FARE Blog

Food, Agriculture, and Resource Economics

Use Accrual Accounting to Better Gauge Farm Profitability

By Amanda R. Smith

Most farmers are familiar with the method of cash-based accounting. With cash-based accounting, a farmer records income when they receive a cash payment for their crops, animals or animal products. Furthermore, they record an expense when a payment is made by the farmer to the input supplier (fertilizer dealer, seed company, etc.). Cash-based accounting does not value accounts receivables and inventories as income, nor accounts payable as expenses, until cash is exchanged.

Accrual accounting, on the other hand, means a farmer records an income or expense transaction when it is incurred, regardless of when cash is exchanged. To expand on this, the accrual method records the income of the farm in the year it was produced by the farmer and also records the expenses incurred in producing that income. Accrual income can include cash from the sale of products, accounts receivables for products sold, and inventories of crops and livestock produced. Expenses measure the costs incurred to generate income for the year and may occur with or without an actual cash payment (accounts payable). Accrual accounting essentially matches income earned to expenses incurred, giving a more realistic reflection of net income for the year. Net income indicates profitability of the farm.

Cash-based accounting can be useful for managing taxes. For example, a farmer pays for his fertilizer and chemicals in October of year 1. These are considered expenses that lower taxable income in year 1. If the farmer has storage capabilities and sells their crop during January of year 2, that sales transaction will be considered taxable income in year 2 (not year 1).

The IRS allows farms to choose between cash-based or accrual accounting. A few exceptions apply; a family corporation with gross receipts over $25,000,000 must use accrual methods for taxes. Refer to IRS Publication 225, Farmer’s Tax Guide, for more information.

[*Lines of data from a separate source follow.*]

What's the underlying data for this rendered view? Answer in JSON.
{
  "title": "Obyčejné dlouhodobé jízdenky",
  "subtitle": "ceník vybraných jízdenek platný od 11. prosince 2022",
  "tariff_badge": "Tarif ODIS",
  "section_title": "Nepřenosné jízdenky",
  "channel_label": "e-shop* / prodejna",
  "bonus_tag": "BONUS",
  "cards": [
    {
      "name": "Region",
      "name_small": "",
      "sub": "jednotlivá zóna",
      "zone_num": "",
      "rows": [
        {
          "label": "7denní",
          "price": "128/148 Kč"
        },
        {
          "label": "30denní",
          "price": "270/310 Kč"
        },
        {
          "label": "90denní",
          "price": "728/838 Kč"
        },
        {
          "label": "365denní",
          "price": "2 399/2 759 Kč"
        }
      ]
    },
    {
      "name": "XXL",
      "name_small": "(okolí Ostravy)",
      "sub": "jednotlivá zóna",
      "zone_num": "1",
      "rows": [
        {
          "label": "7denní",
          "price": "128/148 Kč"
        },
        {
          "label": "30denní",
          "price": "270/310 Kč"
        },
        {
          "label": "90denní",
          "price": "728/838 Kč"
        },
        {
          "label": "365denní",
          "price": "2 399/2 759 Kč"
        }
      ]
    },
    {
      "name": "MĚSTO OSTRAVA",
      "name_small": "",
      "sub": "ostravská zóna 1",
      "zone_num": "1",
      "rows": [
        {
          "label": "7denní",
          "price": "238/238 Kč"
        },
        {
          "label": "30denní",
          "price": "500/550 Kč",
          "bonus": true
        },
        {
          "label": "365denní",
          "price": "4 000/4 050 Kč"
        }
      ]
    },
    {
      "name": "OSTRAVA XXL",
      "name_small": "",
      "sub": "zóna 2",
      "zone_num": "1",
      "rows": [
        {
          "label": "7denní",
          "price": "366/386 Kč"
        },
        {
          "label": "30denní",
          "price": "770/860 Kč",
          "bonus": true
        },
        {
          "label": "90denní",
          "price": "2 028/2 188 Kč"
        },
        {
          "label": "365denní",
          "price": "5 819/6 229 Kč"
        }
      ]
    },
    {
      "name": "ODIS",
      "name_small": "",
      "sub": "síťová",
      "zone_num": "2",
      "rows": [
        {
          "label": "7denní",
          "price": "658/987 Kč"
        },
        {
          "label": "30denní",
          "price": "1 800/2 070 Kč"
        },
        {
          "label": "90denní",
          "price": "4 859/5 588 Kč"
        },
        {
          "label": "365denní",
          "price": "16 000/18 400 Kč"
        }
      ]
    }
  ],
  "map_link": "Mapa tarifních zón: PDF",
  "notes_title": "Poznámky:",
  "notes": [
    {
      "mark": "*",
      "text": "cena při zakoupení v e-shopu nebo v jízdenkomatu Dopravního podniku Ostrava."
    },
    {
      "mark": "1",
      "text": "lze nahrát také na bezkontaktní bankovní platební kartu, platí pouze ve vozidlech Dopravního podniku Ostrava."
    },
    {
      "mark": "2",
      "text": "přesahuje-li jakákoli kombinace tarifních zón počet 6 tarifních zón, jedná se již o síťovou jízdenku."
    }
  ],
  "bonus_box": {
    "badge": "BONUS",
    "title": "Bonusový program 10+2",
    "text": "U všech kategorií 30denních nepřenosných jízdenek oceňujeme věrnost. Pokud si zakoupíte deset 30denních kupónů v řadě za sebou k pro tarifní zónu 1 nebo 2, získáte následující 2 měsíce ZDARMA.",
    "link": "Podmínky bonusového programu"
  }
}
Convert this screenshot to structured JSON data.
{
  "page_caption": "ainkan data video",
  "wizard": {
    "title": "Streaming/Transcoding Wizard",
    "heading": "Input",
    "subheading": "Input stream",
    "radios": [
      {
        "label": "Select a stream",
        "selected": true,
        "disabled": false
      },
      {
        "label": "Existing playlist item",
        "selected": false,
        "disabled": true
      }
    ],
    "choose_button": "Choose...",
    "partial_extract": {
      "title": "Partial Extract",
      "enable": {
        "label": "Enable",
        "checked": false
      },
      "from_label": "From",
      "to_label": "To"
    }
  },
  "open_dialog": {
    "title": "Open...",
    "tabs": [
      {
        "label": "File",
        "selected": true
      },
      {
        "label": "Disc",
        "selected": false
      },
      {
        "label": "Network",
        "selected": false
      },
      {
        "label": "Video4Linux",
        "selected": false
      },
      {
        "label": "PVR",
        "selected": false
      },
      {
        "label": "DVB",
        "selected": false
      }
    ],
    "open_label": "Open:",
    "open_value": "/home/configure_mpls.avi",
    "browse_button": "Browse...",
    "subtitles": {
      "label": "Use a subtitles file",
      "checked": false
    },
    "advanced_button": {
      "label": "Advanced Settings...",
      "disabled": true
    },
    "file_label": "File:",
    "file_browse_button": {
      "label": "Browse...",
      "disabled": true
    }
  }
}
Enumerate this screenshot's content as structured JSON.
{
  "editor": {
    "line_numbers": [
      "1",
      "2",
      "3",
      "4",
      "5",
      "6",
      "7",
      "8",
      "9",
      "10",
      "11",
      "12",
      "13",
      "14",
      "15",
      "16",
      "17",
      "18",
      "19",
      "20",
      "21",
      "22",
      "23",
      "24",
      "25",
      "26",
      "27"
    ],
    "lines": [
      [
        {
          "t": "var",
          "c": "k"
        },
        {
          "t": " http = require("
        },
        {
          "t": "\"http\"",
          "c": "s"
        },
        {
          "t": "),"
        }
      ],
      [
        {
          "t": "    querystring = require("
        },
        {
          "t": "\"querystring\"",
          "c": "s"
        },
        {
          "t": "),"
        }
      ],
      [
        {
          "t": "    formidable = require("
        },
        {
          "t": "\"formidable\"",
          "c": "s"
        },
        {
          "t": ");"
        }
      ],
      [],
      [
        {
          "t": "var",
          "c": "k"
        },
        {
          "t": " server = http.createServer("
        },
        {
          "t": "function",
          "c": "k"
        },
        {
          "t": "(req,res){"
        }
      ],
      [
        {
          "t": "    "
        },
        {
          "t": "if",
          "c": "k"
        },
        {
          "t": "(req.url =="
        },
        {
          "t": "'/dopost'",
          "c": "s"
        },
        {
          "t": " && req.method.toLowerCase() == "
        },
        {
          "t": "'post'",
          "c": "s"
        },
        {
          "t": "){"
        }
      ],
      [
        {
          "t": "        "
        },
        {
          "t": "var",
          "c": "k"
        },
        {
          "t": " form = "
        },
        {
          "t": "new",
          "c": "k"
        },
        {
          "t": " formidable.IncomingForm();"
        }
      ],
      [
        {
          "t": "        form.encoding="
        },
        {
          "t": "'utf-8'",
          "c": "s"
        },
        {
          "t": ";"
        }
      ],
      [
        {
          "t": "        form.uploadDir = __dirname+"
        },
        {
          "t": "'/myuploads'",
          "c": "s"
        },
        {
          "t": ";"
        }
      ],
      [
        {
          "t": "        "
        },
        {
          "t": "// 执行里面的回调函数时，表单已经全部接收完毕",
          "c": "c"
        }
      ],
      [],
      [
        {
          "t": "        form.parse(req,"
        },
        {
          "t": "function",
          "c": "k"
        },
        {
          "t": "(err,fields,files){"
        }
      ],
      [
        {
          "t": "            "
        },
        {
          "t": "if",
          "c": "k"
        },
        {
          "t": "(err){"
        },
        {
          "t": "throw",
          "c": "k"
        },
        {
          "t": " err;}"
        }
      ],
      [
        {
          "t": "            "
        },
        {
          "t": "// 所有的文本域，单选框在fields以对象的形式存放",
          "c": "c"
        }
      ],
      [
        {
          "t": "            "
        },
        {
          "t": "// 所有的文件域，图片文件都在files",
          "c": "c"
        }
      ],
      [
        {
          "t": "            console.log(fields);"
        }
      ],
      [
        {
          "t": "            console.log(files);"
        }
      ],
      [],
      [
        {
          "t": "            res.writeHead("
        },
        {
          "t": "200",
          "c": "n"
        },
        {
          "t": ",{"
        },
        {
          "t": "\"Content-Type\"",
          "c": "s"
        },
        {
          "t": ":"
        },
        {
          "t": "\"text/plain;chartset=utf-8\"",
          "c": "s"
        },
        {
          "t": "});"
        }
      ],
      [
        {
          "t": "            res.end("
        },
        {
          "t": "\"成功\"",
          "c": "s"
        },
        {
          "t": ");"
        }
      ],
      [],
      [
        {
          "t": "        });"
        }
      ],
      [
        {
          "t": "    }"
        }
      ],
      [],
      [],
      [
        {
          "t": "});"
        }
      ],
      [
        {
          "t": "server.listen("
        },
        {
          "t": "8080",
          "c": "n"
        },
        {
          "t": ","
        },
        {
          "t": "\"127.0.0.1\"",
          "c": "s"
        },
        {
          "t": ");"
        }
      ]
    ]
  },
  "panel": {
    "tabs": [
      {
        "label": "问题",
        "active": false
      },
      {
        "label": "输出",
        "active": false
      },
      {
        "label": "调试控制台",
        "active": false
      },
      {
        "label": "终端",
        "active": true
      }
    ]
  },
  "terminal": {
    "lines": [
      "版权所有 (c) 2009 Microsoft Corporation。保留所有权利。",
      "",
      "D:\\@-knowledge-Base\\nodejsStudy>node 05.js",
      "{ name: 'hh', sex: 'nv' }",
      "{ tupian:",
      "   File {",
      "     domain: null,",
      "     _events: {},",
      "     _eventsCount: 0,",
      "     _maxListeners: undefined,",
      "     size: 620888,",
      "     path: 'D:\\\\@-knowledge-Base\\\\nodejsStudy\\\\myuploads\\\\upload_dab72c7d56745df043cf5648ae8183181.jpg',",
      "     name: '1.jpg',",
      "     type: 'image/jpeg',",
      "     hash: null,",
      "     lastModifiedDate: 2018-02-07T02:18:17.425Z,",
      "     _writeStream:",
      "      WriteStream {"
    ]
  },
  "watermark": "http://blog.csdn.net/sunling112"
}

Despite the tax benefits of cash-based accounting, it does not give a clear picture of long-term farm financial health and profitability. Cash expenses for inputs may be pre-paid and revenues from last year’s crop might show up as income this year. This creates a lag in knowing if the farm was profitable during the year. Farmers can use cash-based accounting for tax purposes, but should also keep an accrual-based record to gauge the profitability of the farm from year-to-year.